There is a story about a much-loved pastor who carried the burden of a secret sin he had committed years before. He had repented but still had no peace, no sense of God’s forgiveness. In his congregation was a woman who deeply loved her Savior and who claimed to have visions in which Jesus would speak to her.
The pastor was skeptical, so he gave her this test: “The next time you are with Jesus, I want you to ask him what sin your pastor committed while he was in the seminary.”
The woman agreed, and a few days later, the pastor asked, “Well, did Jesus visit you in your dreams? What did he say when you asked him what sin I committed?”
“He said, ‘I don’t remember.’ ”
Why is it hard to understand that God forgives and chooses not to remember our sins?
I need forgiveness
You know the feeling; I know you do. You are a disciple of Christ, but there, whispering in your ear, is the past, reminding you of moments when you forgot you belonged to him. That awful lie. That business trip you took that led to so much temptation. The time you exploded in anger. That day you were needed but didn’t respond. That jealousy. That habit. That grudge. You cannot forget. You and I need forgiveness.
Why is it that sometimes the hardest person to forgive is yourself?
Jeremiah 31:34 says, “I will forgive their wickedness and will remember their sins no more.” God doesn’t just forgive. He chooses not to remember. He erases the board. He destroys the evidence. He clears the computer. For all the things he does do, this one thing he refuses to do: He refuses to keep a list of my wrongs! The common word for “forgive” in the Bible literally means to “send away.” This is what God does with your sin.
Read Leviticus 16:6-22.
As you read about the Day of Atonement and the two goats, what is God teaching about how he forgives?
The people who sin against me need forgiveness
Why do we struggle to forgive? It’s because we have been wronged, and we need to be repaid. In fact, “debt” is one of the pictures Scripture uses for sin. Jesus teaches us to pray, “Forgive us our debts” (Matthew 6:12).
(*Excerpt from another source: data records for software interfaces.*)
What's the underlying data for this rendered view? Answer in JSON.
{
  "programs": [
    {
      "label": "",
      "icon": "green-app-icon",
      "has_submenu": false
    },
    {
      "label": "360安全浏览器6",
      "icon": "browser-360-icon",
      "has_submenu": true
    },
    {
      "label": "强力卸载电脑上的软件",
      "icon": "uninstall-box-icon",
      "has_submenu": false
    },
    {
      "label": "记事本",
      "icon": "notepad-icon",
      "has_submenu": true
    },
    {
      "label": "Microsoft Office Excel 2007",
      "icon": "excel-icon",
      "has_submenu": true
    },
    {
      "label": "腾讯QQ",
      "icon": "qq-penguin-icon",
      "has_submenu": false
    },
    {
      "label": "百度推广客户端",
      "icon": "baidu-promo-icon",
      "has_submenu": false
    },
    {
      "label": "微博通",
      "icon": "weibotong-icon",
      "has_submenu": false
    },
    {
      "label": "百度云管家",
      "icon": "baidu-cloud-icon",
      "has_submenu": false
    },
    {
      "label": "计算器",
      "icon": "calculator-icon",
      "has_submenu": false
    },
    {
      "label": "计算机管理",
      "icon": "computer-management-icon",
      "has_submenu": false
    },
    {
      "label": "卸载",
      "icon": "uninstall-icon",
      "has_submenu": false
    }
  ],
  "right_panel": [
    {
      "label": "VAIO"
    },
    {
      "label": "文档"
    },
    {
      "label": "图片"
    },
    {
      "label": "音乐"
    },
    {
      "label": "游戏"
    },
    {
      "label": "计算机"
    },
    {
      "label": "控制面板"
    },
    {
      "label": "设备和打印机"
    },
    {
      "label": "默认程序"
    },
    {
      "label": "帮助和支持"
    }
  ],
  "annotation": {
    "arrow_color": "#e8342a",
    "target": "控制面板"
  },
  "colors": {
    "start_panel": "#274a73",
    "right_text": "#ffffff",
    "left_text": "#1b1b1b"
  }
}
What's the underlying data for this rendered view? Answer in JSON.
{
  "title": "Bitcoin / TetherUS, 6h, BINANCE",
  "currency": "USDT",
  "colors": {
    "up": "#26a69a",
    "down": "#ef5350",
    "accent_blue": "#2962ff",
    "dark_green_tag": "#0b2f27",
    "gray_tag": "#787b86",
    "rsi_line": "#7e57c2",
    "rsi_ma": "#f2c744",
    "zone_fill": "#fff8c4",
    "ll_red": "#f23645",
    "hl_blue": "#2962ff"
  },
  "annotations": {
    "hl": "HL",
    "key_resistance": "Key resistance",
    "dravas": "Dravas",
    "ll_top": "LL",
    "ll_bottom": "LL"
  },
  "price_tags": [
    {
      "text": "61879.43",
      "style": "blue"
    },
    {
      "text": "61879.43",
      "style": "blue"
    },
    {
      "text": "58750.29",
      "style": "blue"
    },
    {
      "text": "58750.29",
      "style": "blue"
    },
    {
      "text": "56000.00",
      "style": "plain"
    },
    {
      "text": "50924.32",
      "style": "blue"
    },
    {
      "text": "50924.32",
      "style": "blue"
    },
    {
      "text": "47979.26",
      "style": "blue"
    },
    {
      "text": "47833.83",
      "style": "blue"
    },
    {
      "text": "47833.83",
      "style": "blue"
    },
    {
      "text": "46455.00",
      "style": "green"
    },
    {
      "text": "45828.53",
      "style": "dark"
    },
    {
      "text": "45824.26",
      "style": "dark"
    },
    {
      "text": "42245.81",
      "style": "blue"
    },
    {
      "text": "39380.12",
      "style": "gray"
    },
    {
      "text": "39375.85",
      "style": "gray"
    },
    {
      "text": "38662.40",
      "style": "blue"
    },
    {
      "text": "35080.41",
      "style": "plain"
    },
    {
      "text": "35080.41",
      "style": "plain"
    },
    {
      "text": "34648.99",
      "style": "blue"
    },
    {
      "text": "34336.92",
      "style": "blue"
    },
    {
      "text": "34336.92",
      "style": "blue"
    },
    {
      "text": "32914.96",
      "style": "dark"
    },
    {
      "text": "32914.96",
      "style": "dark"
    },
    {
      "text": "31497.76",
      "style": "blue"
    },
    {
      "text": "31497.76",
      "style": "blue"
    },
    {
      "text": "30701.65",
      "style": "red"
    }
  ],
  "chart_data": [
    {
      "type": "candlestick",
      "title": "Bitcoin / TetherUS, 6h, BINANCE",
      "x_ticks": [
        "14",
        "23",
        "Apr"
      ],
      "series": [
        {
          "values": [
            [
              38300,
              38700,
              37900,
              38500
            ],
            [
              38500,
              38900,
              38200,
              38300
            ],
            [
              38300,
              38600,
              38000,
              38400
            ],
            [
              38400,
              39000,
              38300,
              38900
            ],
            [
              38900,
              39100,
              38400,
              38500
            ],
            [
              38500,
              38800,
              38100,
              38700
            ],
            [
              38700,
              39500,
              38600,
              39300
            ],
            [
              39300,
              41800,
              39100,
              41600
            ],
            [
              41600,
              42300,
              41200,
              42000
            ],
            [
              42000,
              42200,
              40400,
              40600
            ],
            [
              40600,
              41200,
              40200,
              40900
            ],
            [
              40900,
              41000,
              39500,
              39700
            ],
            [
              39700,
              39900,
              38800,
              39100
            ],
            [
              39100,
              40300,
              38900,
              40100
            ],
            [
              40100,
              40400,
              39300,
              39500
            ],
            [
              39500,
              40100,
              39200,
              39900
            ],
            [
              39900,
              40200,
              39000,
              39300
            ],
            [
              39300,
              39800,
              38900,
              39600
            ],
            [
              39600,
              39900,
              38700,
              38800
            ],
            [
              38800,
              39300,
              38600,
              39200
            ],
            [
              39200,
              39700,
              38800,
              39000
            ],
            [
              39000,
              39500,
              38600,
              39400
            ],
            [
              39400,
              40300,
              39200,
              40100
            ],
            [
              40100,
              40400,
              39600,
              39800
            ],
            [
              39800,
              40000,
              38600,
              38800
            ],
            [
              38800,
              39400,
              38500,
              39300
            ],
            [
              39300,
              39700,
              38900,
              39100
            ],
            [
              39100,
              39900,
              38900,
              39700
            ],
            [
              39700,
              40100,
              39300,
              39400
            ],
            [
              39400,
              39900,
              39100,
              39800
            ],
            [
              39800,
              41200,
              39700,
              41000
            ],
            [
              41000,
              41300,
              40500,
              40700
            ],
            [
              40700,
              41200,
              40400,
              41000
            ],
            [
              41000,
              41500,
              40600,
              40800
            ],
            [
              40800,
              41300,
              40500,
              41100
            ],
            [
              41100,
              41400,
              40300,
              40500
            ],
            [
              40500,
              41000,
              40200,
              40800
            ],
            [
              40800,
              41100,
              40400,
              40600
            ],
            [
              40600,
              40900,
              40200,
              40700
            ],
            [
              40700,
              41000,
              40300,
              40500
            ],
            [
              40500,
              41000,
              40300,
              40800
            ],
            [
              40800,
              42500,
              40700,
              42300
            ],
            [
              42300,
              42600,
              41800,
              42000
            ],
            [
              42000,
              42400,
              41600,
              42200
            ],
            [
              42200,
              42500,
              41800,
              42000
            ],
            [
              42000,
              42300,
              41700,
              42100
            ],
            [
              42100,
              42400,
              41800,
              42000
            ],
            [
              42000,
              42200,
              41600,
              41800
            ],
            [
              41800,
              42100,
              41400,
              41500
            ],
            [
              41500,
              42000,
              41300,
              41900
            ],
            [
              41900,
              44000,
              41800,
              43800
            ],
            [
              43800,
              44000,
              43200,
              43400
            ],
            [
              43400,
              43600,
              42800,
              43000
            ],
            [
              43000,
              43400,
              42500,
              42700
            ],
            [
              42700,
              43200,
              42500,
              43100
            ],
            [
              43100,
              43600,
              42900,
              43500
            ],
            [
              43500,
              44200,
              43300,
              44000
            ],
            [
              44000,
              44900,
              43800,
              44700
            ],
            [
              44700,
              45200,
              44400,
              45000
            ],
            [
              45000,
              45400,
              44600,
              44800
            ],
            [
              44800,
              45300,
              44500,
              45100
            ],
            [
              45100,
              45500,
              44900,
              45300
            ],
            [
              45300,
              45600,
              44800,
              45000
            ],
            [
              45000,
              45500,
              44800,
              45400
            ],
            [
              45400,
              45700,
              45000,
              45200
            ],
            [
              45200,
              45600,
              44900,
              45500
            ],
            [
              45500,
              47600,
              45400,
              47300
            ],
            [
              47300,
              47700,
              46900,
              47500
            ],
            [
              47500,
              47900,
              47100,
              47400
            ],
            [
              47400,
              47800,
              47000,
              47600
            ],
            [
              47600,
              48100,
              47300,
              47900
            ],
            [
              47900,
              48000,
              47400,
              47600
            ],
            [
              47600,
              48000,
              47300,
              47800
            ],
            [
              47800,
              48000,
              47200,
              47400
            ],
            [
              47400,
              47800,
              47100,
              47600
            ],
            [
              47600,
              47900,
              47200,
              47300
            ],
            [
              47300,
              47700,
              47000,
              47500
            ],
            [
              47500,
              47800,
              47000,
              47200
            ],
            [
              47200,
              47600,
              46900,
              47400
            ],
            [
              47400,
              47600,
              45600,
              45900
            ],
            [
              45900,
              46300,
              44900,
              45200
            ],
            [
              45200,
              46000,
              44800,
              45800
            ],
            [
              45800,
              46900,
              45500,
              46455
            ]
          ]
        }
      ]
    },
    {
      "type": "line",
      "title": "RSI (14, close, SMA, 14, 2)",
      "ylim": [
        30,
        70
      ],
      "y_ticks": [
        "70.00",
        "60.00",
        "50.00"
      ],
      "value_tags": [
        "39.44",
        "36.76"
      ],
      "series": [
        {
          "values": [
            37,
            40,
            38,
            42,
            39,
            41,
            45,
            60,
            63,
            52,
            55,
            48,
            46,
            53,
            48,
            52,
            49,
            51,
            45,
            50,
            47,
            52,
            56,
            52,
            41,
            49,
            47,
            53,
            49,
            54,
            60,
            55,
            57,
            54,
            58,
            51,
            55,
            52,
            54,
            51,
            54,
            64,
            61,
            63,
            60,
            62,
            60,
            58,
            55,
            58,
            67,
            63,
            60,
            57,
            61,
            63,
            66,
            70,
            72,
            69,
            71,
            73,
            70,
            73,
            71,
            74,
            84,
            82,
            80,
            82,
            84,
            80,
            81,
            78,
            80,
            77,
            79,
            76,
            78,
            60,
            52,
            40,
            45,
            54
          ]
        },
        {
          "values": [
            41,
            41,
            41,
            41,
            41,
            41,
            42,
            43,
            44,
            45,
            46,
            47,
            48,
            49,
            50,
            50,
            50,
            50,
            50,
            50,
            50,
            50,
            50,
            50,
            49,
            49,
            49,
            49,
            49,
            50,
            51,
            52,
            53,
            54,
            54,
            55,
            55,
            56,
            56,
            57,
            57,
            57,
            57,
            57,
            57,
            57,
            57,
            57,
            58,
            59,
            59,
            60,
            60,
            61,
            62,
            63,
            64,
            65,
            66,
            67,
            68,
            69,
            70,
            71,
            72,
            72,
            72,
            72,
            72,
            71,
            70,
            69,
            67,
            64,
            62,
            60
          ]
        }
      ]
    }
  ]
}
When others sin against you, it is not okay! I tell my kids they are not allowed to say, “It’s okay,” when someone apologizes. Instead, tell them what you are really doing: “I forgive you.” I am sending your sin away! Why will I do this? It is because of how much more greatly God has forgiven me!
Read Matthew 18:21-35.
What are practical ways you can show others you forgive them (i.e. you forgive and “forget”)?
Author: David Scharf
Volume 107, Number 05
Issue: May 2020